The self-taught Swiss designer, Siegfried Odermatt, was one of the first to experiment beyond the cold and strict structure of the grid. He organized space and exacted clarity by applying International Typography’s principles with his first passion of photography in new and profound ways. Strategically lit black & white photographic images are cropped, scaled, and arranged with careful attention to shape and texture such that they appear to immerge from the page. A good example is this mid-1960s advertisement for the pharmaceutical company Apotheke Sammet in Zürich.
International Typographical style was a Swiss movement in graphical design recognizable primarily by its strict adherence to a structural grid layout, mathematically constructed san serif fonts, flush left text, and factual representation of content. The main principle is organized space that is clearly legible.
Siegfried Odermatt remains consistent with International Typography’s style of flush left text with san serif fonts, Odermatt is best known for his clear dramatic use of color and type. Much of his work is one-color. He believed that a single color could “achieve the visual impact of a full color concept through strength of concept and orchestration of visual form, space, shape, and tone” (Megg’s 384). His fresh approach to organization and division of space demonstrated infinite possibilities.
Ten years after opening his own design studio in 1950 Odermatt met Rosemary Tissi, who became his design partner in 1968. The studio designed effective communications for its corporate clientele by developing trademarks, advertising, and packaging. Odermatt and Tissi designed independently yet critiqued and influenced the other.

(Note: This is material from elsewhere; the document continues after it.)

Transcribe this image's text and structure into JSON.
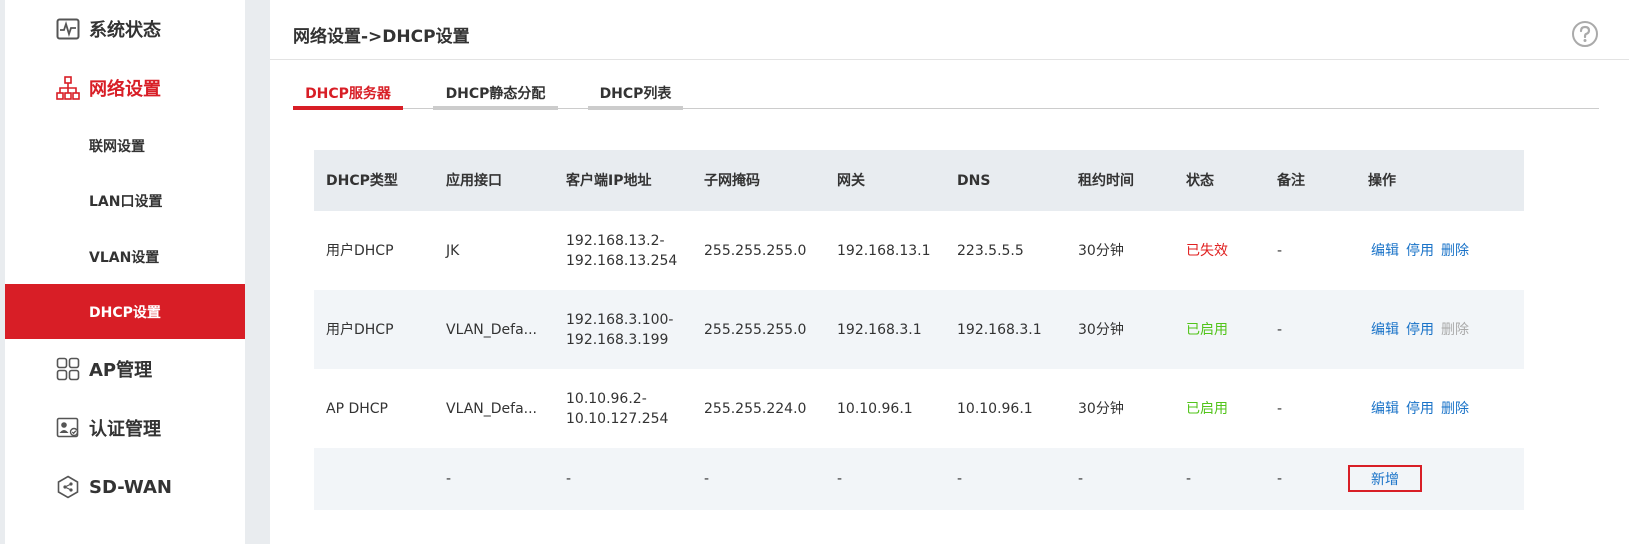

A playful design quality emerged from thier partnership introducing surprising elements of chance to the vocabulary of graphic design. Both are considered pioneers in typographic and abstract posters.